PROBLEM DETAILS: In the data below, find each line carrying the string "size" and copy it out.

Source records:

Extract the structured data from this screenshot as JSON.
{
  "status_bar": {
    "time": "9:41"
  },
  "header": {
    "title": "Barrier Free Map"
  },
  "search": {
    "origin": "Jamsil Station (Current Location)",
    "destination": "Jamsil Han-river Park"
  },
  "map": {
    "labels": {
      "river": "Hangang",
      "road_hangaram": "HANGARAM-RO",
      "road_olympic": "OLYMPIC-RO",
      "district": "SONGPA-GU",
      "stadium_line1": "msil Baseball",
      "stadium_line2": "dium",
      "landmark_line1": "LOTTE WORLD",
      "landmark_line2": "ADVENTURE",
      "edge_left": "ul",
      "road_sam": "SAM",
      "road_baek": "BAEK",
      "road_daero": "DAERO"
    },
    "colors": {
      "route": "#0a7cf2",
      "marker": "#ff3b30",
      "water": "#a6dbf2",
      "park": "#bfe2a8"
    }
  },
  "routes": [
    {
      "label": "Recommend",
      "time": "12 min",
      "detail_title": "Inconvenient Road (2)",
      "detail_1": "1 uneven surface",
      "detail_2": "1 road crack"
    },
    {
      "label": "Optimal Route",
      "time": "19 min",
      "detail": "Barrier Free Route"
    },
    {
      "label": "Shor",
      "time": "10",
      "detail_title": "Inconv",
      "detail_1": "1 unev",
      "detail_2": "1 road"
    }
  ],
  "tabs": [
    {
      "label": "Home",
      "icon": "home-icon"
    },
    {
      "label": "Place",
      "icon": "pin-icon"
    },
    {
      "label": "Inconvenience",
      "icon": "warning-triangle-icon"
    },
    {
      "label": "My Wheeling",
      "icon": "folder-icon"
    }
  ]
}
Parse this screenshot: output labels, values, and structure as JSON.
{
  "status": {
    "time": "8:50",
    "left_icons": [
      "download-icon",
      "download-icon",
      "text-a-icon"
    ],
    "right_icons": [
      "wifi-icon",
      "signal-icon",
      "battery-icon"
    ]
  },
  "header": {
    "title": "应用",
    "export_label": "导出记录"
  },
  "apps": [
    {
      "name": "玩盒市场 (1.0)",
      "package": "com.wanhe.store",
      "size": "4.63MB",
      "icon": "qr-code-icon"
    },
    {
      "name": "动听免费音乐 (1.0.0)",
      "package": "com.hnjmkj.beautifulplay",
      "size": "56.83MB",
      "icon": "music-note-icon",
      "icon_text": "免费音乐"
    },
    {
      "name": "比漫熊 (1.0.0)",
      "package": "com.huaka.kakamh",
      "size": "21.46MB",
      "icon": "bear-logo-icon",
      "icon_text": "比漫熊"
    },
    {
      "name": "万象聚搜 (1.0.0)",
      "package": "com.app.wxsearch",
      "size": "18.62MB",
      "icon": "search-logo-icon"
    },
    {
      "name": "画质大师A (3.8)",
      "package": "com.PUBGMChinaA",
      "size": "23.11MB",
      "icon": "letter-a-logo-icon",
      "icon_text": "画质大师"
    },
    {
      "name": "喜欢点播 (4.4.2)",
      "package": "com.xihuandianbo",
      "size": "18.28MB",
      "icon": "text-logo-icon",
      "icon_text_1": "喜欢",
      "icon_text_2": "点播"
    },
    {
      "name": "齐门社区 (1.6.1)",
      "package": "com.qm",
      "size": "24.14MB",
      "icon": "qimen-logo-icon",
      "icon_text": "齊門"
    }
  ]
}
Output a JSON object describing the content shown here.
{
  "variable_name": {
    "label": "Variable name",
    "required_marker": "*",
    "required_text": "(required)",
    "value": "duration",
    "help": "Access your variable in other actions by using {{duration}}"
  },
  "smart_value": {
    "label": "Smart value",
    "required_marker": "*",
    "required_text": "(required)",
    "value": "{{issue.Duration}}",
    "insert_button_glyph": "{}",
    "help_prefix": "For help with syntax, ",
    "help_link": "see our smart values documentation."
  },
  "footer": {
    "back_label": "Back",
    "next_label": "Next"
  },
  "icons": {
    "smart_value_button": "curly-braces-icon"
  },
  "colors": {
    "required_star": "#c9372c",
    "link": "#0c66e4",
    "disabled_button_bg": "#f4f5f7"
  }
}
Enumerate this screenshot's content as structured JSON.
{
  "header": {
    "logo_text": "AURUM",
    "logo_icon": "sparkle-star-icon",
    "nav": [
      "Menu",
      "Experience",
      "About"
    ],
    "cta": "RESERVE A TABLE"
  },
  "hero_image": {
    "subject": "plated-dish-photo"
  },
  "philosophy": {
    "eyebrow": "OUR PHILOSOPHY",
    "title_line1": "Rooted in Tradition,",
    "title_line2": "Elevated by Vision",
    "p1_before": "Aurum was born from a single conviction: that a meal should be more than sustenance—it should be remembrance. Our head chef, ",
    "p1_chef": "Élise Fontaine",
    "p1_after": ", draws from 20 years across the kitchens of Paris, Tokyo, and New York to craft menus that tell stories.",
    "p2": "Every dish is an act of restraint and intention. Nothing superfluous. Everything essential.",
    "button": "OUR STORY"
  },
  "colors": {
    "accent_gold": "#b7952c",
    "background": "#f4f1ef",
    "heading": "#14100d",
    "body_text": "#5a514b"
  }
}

SOLUTION TO THIS EXERCISE:
      "size": "4.63MB",
      "size": "56.83MB",
      "size": "21.46MB",
      "size": "18.62MB",
      "size": "23.11MB",
      "size": "18.28MB",
      "size": "24.14MB",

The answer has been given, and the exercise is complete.